The contradiction between Cyrano as he is inside--a veritable furnace of eloquent passion--and his markedly ugly exterior, is his tragedy. Through the vehicle of this contradiction, Edmond Rostand explores the nature of love, particularly regarding how much of it is dependant upon exteriors. Yet this theme does not smother the tale, which is such a heady mixture of beauty, hilarity and subtle insight that it fairly intoxicates. My only complaint, upon finishing it, was that it had to end.
Most Recent Customer Reviews
This is my favorite play, I think, though I love Shakespeare. Cyrano is a romantic who sees himself as the preserver of all that is good, when he is not good enough. Read morePublished 16 months ago by Nolie
Definitely not the most faithful, but one of the more theatrically sound translations/ adaptations avaialble. Read morePublished on October 13, 2012 by Ronnie
Cyrano de Bergerac: by Edmond Rostand translated by Anthony Burgess

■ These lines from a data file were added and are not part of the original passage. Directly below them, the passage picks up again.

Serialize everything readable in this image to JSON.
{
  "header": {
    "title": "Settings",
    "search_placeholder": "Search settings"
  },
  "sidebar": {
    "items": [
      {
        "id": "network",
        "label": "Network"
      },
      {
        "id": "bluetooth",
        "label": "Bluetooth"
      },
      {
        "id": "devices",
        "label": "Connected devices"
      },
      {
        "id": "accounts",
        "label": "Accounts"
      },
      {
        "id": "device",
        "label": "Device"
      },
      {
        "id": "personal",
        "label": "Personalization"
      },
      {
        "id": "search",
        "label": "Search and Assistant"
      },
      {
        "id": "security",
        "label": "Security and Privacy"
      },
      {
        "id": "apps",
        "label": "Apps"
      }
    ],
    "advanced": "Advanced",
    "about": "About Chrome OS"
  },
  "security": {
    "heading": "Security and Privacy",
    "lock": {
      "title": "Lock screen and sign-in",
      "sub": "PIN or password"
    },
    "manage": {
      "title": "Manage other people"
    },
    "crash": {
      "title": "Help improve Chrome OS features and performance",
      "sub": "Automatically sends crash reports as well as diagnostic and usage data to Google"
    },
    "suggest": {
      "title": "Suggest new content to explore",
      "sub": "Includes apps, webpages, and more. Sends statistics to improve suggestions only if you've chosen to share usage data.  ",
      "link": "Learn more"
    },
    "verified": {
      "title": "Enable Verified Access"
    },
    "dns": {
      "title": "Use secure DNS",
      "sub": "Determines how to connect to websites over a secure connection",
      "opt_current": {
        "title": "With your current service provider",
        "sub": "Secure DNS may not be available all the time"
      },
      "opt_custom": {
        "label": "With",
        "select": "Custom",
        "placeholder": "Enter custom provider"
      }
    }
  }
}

I agree with Ramon Katigbak (2/25/08), that this translation of Cyrano de Bergerac is substantially... Read more
Although I am an Anthony Burgess fan, I find this translation to be nowhere near as good as the classic Brian Hooker translation.Published on February 26, 2008 by Ramon K. Katigbak
When I was a kid, back in the days before even those excruciatingly edifying Afterschool Specials began to plague daytime TV and the talk shows were Mike Douglas and Dinah Shore... Read morePublished on November 21, 2000 by Orrin C. Judd
Well, I gotta get something published for my English class, and being that we read this play in class I thought I might as well write a review of it. Read morePublished on June 1, 2000 by Michael Riebe